He said that the greatest risk of potential disaster came from wrongly classified, labelled, packed or inaccurately identified dangerous commodities.
“Certain elements may require legislative action, enforcement and inspection and there are great challenges in the field of technological development. Above all, there is a need for all involved in the supply chain to have a realistic perception of risk and a responsible attitude towards liability,” said Storrs-Fox.
Improving cargo declaration efficiency and compliance is one way of reducing DG risk. TT Club is promoting the use of Exis Technologies’ Hazcheck Restrictions Portal – a software solution designed to identify and streamline the complexity of DG regulations and protocols imposed by carriers and ports around the world.
In addition to the tragic cost of life to seafarers already performing one of the world’s most dangerous jobs, containership fires cause significant and costly supply chain disruption.
Consider the fate of the 7500-TEU Yantian Express and the 9200-TEU APL Vancouver, both of which suffered fires in January.

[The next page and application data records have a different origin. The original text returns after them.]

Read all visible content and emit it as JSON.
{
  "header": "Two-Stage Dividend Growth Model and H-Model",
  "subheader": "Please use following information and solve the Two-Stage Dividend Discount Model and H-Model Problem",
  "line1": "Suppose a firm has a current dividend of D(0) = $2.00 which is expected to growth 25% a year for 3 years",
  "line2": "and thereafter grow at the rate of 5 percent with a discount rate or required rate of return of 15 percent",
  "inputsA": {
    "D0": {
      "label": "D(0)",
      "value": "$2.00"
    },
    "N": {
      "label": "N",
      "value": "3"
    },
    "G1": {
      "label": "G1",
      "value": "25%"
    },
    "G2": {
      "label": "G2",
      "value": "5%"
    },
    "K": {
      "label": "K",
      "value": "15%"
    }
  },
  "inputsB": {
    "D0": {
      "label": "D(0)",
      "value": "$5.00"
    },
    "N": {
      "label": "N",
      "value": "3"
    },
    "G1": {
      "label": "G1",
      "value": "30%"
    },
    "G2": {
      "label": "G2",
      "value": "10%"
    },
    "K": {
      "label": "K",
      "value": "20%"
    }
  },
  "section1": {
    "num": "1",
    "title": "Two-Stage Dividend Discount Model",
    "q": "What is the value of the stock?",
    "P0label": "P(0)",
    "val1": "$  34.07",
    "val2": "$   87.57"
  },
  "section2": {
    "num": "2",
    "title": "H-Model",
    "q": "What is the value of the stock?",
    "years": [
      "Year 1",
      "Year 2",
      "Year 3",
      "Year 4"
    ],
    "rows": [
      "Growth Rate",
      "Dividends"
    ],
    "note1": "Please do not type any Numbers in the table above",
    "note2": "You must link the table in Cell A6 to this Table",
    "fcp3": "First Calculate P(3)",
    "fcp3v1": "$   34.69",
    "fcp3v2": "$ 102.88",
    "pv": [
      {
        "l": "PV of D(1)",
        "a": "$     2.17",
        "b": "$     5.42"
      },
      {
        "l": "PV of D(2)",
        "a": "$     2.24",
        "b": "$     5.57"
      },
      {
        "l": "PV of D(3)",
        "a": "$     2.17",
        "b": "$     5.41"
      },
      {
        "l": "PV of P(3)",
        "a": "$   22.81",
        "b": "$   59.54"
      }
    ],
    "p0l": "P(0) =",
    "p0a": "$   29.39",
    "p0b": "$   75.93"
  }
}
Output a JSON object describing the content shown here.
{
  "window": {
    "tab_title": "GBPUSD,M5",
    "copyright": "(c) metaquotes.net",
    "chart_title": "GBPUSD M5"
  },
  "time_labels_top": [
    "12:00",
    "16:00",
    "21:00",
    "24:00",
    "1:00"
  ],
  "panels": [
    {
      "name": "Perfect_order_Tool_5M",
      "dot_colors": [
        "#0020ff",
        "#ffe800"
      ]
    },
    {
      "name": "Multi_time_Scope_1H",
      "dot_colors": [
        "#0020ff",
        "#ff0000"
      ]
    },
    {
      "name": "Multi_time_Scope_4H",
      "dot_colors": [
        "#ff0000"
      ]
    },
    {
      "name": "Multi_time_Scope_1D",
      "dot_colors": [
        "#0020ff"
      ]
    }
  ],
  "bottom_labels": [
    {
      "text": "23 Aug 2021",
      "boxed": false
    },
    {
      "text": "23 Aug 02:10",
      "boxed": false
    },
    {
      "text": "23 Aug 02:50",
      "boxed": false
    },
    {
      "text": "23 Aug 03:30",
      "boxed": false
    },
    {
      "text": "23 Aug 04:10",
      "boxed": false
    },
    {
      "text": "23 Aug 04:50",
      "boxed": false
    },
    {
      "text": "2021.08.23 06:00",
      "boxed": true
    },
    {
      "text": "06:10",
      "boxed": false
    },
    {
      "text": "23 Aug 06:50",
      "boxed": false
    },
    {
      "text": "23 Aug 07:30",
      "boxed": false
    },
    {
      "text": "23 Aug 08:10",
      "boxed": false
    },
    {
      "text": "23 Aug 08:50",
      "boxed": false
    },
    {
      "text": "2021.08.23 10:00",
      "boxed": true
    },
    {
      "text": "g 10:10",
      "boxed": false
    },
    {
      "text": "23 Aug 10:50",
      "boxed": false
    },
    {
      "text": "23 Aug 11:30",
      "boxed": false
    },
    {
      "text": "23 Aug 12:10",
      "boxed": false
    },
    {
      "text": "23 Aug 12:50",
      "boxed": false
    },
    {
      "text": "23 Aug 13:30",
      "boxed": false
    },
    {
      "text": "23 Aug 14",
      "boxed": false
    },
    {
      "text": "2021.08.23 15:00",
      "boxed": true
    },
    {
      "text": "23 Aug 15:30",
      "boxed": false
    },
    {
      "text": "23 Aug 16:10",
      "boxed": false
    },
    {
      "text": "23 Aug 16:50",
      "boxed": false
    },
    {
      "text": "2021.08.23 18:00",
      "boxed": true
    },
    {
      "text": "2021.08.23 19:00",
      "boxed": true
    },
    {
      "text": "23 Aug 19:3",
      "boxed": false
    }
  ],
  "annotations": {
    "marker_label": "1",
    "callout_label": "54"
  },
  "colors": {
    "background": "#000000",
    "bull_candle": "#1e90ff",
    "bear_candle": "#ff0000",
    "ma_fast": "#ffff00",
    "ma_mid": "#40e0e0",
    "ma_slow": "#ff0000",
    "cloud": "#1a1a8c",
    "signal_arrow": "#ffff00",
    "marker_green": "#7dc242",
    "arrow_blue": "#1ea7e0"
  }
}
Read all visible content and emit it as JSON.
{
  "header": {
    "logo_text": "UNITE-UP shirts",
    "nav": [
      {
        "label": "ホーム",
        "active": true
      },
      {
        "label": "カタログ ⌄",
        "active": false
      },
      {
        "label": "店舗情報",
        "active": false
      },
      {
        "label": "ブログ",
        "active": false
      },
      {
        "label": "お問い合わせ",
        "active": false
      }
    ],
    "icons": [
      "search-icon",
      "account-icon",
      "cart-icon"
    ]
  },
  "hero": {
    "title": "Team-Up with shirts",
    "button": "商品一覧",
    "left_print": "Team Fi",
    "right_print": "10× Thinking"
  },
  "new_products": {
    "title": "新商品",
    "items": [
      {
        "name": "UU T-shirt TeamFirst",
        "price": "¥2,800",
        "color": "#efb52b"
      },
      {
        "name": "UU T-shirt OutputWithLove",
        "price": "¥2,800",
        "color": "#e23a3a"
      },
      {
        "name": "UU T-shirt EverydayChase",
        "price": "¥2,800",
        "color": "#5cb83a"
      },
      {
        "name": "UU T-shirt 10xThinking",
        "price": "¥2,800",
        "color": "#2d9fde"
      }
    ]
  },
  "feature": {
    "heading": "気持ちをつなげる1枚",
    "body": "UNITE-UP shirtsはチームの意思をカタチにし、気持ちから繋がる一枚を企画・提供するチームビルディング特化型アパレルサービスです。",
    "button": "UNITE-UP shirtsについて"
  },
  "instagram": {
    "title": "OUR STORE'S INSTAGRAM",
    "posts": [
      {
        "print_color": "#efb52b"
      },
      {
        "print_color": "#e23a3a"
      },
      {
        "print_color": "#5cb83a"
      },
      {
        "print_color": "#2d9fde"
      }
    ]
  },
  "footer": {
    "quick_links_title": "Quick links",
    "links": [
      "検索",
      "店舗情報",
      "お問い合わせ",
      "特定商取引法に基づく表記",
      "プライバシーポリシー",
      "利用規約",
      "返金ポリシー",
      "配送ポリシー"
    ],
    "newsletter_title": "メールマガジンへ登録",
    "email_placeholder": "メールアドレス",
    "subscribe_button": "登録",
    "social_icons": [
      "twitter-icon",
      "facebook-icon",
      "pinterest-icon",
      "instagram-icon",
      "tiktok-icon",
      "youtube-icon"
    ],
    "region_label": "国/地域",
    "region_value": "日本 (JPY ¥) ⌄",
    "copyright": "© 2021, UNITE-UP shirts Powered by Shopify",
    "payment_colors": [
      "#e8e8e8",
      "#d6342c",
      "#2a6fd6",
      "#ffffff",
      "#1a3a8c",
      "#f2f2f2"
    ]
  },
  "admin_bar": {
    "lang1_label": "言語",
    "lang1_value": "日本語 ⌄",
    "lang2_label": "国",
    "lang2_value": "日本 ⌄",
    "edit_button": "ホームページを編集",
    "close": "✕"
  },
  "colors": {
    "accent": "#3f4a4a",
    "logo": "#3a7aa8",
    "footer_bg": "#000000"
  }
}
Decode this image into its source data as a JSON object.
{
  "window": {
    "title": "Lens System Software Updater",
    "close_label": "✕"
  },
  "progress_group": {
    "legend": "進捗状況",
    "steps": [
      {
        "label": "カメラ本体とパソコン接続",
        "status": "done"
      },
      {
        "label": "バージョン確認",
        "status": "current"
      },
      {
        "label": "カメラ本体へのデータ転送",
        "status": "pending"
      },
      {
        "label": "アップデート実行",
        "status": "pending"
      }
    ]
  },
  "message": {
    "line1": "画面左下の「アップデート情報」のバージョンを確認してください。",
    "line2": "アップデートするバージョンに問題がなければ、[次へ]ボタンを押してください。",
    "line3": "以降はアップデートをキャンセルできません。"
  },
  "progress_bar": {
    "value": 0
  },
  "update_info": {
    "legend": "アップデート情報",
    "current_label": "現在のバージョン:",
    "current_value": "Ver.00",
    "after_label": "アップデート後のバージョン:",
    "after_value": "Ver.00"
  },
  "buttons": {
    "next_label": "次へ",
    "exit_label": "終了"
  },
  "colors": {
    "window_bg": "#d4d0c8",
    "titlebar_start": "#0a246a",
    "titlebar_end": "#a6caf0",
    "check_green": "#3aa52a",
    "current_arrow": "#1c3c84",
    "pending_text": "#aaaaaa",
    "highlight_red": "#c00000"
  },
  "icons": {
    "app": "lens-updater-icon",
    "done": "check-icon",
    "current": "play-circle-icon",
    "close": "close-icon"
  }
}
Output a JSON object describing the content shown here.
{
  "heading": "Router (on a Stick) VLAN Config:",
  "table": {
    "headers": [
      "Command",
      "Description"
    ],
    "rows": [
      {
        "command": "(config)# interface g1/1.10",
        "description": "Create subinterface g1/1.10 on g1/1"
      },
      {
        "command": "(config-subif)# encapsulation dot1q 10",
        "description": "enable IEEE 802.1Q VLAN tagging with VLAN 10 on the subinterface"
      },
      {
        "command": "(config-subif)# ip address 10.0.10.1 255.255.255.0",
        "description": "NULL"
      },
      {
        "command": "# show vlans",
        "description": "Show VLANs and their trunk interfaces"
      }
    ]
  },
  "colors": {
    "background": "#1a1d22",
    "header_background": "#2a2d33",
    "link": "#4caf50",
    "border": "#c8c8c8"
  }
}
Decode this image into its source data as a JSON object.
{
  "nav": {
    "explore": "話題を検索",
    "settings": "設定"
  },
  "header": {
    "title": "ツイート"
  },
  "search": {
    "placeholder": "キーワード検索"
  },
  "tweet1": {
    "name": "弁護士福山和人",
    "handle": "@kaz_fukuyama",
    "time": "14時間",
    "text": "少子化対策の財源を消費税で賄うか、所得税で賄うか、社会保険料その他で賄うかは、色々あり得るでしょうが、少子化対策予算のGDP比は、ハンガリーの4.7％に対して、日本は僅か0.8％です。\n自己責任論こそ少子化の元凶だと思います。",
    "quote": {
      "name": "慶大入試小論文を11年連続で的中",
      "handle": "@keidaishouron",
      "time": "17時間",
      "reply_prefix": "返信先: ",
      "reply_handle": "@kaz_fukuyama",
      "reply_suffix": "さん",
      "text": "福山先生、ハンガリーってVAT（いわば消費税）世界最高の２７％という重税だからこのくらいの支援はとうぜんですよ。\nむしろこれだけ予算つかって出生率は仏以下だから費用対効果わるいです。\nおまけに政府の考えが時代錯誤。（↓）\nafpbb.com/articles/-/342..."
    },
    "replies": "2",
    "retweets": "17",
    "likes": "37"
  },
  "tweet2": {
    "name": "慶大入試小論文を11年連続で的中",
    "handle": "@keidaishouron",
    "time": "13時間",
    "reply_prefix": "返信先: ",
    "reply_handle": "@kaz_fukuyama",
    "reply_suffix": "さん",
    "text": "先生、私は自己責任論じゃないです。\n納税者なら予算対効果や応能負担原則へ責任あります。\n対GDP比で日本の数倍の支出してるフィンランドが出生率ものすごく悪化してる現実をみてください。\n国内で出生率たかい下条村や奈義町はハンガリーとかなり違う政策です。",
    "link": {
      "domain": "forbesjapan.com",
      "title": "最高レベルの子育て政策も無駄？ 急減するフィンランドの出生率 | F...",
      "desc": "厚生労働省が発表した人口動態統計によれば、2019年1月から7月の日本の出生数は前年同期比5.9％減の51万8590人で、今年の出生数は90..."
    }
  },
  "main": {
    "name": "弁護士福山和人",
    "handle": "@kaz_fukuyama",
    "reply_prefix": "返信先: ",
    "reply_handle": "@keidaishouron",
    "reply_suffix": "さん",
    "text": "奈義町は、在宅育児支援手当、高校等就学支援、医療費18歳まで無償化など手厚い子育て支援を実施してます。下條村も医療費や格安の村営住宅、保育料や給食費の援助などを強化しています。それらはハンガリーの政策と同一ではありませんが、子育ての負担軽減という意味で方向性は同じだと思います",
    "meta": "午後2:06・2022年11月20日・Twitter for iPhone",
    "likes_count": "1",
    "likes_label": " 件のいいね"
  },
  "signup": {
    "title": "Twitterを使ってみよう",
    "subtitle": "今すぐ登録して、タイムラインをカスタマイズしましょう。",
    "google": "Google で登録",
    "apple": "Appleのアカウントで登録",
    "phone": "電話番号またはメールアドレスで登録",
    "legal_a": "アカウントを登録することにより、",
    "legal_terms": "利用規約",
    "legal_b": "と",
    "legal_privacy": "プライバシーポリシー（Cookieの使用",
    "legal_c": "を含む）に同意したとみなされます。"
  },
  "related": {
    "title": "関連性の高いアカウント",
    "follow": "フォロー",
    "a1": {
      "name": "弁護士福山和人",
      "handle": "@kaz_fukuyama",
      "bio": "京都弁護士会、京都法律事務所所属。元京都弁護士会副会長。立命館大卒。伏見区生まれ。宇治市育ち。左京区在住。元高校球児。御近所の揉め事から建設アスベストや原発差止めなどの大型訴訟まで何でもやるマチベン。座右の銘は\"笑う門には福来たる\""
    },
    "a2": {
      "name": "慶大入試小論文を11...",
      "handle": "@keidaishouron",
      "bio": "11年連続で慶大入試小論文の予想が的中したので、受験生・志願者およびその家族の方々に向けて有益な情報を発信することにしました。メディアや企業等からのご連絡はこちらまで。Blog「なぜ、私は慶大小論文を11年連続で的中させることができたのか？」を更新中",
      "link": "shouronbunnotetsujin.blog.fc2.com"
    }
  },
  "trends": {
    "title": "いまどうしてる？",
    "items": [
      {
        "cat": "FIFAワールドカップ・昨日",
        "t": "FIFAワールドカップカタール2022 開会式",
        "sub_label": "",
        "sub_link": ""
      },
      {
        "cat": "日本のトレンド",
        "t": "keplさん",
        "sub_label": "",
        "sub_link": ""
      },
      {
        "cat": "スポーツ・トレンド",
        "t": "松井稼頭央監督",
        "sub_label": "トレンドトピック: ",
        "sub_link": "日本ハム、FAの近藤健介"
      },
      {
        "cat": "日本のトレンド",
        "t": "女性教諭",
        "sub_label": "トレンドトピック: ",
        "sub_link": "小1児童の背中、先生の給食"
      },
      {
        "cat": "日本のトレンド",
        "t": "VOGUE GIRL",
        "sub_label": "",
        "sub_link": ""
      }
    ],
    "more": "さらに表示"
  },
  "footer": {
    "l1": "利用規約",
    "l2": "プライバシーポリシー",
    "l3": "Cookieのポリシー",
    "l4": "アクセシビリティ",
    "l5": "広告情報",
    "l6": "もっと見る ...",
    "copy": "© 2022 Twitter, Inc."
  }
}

In both cases, the carriers declared general average (GA), the maritime law whereby all cargo owners proportionally share damage and salvage costs. Aside from the delay in receiving their undamaged cargo, shippers without insurance may also have their cargo seized and auctioned to pay for the GA.
Meanwhile, another likely consequence of the apparent uptick in containership fires is increased container inspections. For example, following the tragic fire aboard the 15,262-TEU Maersk Honam in March 2018, Maersk announced this January that it had begun a physical container inspection pilot within North America.
The carrier said the data collected by randomly inspecting import and export containers would be used to develop procedures that better ensure the accuracy of cargo descriptions provided by shippers.
Maersk said it is paying for the inspections, but added if any ‘corrective action’ is required, then the cost would be charged to the shipper or consignee. “If a container is discovered to be inadequately stuffed, lashed, and secured, or found to contain mismatching cargo compared to the given declaration, it may be necessary to take corrective actions for onward transportation.”